Foetal Membrane Transplantation Prevents Blindness

Stevens-Johnson syndrome (SJS) is a disorder in which skin and mucous membranes, including the eye surface, react severely to a medication or infection. SJS causes painful skin blisters, and as the disease progress, the skin sloughs off as if the patient had been burned. A more severe form of the disease, involving more than 30 per cent of the body surface, is called toxic epidermal necrolysis (TEN).

Between 50 per cent and 81 per cent of SJS/TEN patients experience eye problems, ranging from mild dry eye to severe scarring that can cause blindness.

Loyola researchers studied a relatively new eye treatment for SJS/TEN patients called amniotic membrane transplantation. Amniotic membrane is part of the foetal membranes that surround and protect the baby in the womb, and have natural therapeutic properties. When placed on the eye, amniotic membrane can help aid healing, decrease inflammation and minimize scarring. Amniotic membrane is donated by a consenting mother following the birth of her baby.

SJS/TEN has an earlier acute stage and a later chronic stage. Previous studies have found that amniotic membrane transplantation is effective in the chronic stage. The Loyola case-control study is one of the largest studies to examine the effect of amniotic membrane transplantation in the early, acute stage.

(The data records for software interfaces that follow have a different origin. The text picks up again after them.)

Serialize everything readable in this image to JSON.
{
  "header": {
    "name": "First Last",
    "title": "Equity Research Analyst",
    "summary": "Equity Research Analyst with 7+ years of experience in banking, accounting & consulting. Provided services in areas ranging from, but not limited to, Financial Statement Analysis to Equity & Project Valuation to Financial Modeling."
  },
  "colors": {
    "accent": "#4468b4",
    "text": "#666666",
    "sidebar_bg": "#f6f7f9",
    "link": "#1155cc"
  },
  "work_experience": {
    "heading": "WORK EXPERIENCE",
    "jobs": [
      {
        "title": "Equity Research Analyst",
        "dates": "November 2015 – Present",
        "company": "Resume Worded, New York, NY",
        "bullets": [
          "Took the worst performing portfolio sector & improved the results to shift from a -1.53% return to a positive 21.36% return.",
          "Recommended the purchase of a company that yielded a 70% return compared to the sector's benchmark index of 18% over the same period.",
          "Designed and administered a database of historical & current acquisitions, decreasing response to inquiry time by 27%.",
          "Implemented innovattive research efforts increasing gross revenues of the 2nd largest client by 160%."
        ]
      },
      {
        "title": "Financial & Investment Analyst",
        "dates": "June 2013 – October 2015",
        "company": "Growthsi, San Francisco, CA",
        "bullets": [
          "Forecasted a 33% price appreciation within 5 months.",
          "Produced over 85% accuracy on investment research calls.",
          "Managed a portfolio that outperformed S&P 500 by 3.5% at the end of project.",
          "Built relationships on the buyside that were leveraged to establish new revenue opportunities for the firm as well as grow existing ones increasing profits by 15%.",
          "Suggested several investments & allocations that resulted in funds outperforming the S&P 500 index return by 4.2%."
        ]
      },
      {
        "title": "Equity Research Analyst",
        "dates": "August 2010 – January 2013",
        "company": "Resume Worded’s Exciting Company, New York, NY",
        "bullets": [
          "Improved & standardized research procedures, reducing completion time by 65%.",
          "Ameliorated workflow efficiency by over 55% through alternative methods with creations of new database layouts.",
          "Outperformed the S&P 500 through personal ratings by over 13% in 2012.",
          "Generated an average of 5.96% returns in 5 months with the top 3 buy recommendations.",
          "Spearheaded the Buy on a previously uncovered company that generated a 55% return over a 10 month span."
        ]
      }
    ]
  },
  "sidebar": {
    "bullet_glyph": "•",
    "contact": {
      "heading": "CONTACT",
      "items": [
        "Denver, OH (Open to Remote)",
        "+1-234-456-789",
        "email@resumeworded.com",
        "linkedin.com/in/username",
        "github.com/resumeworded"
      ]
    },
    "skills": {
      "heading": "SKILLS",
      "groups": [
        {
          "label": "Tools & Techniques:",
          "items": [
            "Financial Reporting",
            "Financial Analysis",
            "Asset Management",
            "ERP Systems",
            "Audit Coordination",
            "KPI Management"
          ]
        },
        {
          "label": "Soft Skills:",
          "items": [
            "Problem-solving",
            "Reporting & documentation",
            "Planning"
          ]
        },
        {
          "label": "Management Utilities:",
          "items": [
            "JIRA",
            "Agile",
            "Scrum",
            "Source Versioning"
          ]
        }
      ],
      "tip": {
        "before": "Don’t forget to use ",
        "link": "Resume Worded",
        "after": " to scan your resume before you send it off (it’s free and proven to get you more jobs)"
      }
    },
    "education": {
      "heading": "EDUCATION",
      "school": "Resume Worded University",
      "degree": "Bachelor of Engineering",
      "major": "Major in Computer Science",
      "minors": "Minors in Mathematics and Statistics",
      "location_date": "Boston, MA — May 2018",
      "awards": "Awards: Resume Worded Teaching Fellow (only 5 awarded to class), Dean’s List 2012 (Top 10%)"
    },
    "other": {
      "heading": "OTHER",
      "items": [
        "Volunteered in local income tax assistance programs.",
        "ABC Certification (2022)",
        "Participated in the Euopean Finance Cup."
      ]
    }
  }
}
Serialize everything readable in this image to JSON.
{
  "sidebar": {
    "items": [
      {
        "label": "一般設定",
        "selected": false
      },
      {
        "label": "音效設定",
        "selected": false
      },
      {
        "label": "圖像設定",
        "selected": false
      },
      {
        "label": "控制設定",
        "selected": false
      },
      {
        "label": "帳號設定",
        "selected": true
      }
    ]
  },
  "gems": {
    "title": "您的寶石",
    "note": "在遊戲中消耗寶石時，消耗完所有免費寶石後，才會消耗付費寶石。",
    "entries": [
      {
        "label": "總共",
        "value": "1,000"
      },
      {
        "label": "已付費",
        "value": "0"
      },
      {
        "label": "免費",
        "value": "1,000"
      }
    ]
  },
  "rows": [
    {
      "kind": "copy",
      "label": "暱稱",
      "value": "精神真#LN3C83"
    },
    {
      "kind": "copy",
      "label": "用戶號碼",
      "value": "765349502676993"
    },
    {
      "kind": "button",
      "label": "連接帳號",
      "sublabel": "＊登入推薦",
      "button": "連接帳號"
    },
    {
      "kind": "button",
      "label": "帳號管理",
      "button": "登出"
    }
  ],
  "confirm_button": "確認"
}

Researchers examined the records of 128 SJS/TEN patients admitted to the Loyola University Medical Centre Burn Intensive Care Unit from 1998 to 2010. Some patients died and others did not have adequate follow-up. Among the remaining patients, researchers compared recent patients with mild, moderate and severe disease who received amniotic membrane transplantation with similar patients who did not receive amniotic membrane treatment because it was not available at the time.

Thirteen of the recent patients underwent amniotic membrane transplantation on a total of 25 eyes during the early stage of the disease, and 17 patients (33 eyes) received standard medical management but no transplantation. After three months, only 4.3 per cent of the eyes treated with amniotic membrane transplantation were legally blind (vision worse than 20/200 when corrected). By comparison, 35 per cent of the eyes treated with medical management alone were legally blind.; Source: Loyola University